An equilibrium constant for a hydrolysis reaction.
The hydrostatic pressure produced on the surface of a semipermable membrane by osmosis.
Crystal Lattice Energy
Amount of energy that holds a crystal together, the energy change when a mole of solid is formed from its constituent molecules or ions (for ionic compounds) in their gaseous state.
Mixing of metal with other substances (usually other metals) to modify its properties.
A device used for accelerating charged particles along a straight line path.
Equilibrium constant that applies to the dissociation of a comples ion into a simple ion and coordinating species (ligands).
Molecular Orbital Theory
A theory of chemical bonding based upon the postulated existence of molecular orbitals.
Having the same electronic configurations.
A reaction in which two atoms or groups of atoms are added to a molecule, one on each side of a double or triple bond. Types of addition reaction include electrophilic, nucleophilic (polar) and free radical addition (non-polar).
An oxidizing or reducing agent, who's mass gains (oxidizing agents) or loses (reducing agents) 6.022 x 1023 electrons in a redox reaction.
The mass of an acid or base that furnishes or reacts with 6.022 x 1023 H3O+ or OH- ions.
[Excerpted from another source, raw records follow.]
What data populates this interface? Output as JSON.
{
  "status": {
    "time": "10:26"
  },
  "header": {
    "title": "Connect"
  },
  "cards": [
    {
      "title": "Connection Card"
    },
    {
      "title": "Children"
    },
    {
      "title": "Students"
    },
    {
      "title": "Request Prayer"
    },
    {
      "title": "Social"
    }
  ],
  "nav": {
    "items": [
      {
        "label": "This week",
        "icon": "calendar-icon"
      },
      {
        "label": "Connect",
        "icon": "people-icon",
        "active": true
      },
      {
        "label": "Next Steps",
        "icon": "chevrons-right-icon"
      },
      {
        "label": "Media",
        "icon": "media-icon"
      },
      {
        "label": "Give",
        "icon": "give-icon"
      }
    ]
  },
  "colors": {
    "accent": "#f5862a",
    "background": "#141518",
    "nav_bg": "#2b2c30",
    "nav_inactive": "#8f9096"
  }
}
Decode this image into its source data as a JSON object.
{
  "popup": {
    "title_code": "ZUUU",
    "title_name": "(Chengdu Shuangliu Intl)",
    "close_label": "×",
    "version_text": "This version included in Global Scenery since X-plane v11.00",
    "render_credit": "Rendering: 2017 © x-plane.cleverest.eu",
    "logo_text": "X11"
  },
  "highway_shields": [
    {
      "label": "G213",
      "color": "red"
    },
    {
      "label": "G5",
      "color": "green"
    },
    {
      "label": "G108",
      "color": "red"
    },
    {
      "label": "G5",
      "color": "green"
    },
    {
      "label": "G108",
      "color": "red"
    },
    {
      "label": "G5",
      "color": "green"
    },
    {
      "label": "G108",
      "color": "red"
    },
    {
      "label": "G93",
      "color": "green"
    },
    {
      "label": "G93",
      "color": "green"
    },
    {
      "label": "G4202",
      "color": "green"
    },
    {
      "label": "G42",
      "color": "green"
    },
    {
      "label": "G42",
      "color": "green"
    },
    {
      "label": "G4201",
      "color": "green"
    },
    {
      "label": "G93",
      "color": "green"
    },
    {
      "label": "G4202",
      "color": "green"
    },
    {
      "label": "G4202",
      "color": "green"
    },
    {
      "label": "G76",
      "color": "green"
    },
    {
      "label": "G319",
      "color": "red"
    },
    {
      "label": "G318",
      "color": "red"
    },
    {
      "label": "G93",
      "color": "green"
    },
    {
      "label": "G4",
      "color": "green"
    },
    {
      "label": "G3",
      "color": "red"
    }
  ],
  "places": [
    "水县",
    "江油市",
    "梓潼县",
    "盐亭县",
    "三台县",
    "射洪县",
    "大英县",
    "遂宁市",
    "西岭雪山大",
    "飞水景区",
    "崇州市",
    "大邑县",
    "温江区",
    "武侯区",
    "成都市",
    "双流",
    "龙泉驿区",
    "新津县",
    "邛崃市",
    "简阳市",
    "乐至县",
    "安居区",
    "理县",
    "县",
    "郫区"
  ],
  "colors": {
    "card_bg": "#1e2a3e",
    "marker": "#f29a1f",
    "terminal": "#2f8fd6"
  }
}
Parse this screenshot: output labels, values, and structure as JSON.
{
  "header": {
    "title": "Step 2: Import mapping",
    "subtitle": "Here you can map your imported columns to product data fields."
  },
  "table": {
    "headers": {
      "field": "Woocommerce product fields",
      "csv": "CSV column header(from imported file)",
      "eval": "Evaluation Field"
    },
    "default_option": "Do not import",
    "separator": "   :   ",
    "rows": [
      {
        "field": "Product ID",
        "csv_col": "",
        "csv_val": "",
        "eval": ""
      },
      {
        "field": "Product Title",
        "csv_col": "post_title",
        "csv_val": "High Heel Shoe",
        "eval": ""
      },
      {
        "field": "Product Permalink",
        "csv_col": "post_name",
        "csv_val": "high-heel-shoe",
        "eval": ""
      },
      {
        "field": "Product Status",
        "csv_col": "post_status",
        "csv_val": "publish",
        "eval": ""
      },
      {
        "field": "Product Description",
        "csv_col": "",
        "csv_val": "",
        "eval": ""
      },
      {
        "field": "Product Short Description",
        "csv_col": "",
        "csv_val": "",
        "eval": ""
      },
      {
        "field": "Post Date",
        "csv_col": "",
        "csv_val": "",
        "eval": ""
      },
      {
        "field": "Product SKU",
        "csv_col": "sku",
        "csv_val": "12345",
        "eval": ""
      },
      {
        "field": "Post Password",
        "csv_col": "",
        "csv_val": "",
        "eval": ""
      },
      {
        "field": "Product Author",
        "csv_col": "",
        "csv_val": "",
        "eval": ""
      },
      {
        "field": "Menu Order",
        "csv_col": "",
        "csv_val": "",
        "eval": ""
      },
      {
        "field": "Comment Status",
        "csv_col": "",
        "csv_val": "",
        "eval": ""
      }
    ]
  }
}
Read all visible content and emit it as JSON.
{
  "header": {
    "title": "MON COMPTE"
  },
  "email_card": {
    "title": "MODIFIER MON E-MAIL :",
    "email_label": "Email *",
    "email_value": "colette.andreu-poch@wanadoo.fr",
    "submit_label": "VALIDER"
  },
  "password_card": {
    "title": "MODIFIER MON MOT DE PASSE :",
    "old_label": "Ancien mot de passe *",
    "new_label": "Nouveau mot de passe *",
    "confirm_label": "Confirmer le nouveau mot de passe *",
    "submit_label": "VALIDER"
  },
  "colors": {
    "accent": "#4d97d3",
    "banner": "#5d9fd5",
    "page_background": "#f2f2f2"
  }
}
A solid compound that contains a definite percentage of bound water.